In his 5 final seasons with Sevilla he would only score 3 la Liga goals but there was something romantic about those European Nights. It was almost like it was his destiny.
He started the 2014 Europa League Final, captained and made 2 goals in the 2015 win, injury meant he missed the 2016 Final but he still got a medal.
Reyes was reunited with Flores at Espanyol for a season before moving down the divisions in between a stint in Japan
In June of last year, the same month his son signed for Real Madrid ‘s academy, Reyes, along with his cousin Jonathan, died after a car crash. I should stress that police had denied reports of speeding at 135 mph stating the vehicle was moving approx. 66-85 mph.

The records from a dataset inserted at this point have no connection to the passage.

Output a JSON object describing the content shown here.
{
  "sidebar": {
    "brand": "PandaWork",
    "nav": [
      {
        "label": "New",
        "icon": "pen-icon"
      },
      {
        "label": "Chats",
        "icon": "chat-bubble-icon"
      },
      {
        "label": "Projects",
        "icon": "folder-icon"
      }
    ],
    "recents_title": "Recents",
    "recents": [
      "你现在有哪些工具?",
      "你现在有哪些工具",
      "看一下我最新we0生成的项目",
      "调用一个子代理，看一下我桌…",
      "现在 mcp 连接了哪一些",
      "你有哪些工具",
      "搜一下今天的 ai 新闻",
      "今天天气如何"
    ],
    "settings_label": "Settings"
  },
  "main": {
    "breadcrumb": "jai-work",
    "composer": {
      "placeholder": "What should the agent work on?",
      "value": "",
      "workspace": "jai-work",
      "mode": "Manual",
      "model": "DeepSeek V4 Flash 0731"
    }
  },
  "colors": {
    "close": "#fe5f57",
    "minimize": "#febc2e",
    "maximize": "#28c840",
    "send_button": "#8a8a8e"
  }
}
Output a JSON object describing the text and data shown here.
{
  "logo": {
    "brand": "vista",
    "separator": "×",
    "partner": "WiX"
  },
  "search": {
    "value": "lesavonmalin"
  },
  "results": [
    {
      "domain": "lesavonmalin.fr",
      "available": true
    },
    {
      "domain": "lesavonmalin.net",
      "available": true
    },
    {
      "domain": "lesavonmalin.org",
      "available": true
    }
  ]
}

If he wasn’t quite Spain’s next big thing it was because he happened to be playing in their golden generation. This was still a young man who lived his dream. He won An FA Cup, A Portuguese Cup, The Premiership, La Liga (as well as Segunda), the UEFA Super Cup and 5 Europa Leagues.
He also played at a World Cup and won the 2002 under 19 Euro’s.
His funeral was in Sevilla. The night before the ceremony, his coffin was taken to their stadium with thousands on the street. He wouldn’t have had it any other way. These were his people; he was one of them. His club, his City, where he was so proud to have given service during their European successes.
He had come home one last time…
RIP Jose Antonio Reyes
Once a Gooner Always A Gooner x